* WHAT IS EXPECTED
Write the listing out once more, with every line exactly as it stands.

* RECORDS TO USE
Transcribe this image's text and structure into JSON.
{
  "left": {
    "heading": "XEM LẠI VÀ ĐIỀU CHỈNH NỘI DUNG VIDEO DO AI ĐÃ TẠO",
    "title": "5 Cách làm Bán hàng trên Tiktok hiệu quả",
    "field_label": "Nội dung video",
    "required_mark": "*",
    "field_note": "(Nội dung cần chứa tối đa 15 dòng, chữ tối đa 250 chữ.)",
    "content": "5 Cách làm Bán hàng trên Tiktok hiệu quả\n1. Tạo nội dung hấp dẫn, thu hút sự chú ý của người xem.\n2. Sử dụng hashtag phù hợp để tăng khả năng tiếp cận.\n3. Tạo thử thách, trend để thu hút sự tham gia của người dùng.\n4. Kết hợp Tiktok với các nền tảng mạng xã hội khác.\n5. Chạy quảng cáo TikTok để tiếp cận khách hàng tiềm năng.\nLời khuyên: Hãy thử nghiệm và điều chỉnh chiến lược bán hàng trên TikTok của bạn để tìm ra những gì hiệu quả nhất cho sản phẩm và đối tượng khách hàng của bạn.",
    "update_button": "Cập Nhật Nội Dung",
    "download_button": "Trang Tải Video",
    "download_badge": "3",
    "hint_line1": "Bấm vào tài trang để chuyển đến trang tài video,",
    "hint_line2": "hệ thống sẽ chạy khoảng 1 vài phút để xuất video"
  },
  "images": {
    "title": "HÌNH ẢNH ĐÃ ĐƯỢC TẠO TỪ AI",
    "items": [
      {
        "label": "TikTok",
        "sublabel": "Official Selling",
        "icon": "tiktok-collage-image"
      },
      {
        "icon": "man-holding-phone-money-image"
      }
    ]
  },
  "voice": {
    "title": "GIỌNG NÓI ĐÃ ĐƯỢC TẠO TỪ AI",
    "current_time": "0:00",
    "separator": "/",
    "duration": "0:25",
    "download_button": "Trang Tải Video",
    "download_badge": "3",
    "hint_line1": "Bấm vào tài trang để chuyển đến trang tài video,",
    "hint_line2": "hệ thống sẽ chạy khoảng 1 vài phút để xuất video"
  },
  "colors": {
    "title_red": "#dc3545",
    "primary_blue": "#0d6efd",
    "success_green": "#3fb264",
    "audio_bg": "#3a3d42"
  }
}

* RESPONSE AREA
Transcribe this image's text and structure into JSON.
{
  "left": {
    "heading": "XEM LẠI VÀ ĐIỀU CHỈNH NỘI DUNG VIDEO DO AI ĐÃ TẠO",
    "title": "5 Cách làm Bán hàng trên Tiktok hiệu quả",
    "field_label": "Nội dung video",
    "required_mark": "*",
    "field_note": "(Nội dung cần chứa tối đa 15 dòng, chữ tối đa 250 chữ.)",
    "content": "5 Cách làm Bán hàng trên Tiktok hiệu quả\n1. Tạo nội dung hấp dẫn, thu hút sự chú ý của người xem.\n2. Sử dụng hashtag phù hợp để tăng khả năng tiếp cận.\n3. Tạo thử thách, trend để thu hút sự tham gia của người dùng.\n4. Kết hợp Tiktok với các nền tảng mạng xã hội khác.\n5. Chạy quảng cáo TikTok để tiếp cận khách hàng tiềm năng.\nLời khuyên: Hãy thử nghiệm và điều chỉnh chiến lược bán hàng trên TikTok của bạn để tìm ra những gì hiệu quả nhất cho sản phẩm và đối tượng khách hàng của bạn.",
    "update_button": "Cập Nhật Nội Dung",
    "download_button": "Trang Tải Video",
    "download_badge": "3",
    "hint_line1": "Bấm vào tài trang để chuyển đến trang tài video,",
    "hint_line2": "hệ thống sẽ chạy khoảng 1 vài phút để xuất video"
  },
  "images": {
    "title": "HÌNH ẢNH ĐÃ ĐƯỢC TẠO TỪ AI",
    "items": [
      {
        "label": "TikTok",
        "sublabel": "Official Selling",
        "icon": "tiktok-collage-image"
      },
      {
        "icon": "man-holding-phone-money-image"
      }
    ]
  },
  "voice": {
    "title": "GIỌNG NÓI ĐÃ ĐƯỢC TẠO TỪ AI",
    "current_time": "0:00",
    "separator": "/",
    "duration": "0:25",
    "download_button": "Trang Tải Video",
    "download_badge": "3",
    "hint_line1": "Bấm vào tài trang để chuyển đến trang tài video,",
    "hint_line2": "hệ thống sẽ chạy khoảng 1 vài phút để xuất video"
  },
  "colors": {
    "title_red": "#dc3545",
    "primary_blue": "#0d6efd",
    "success_green": "#3fb264",
    "audio_bg": "#3a3d42"
  }
}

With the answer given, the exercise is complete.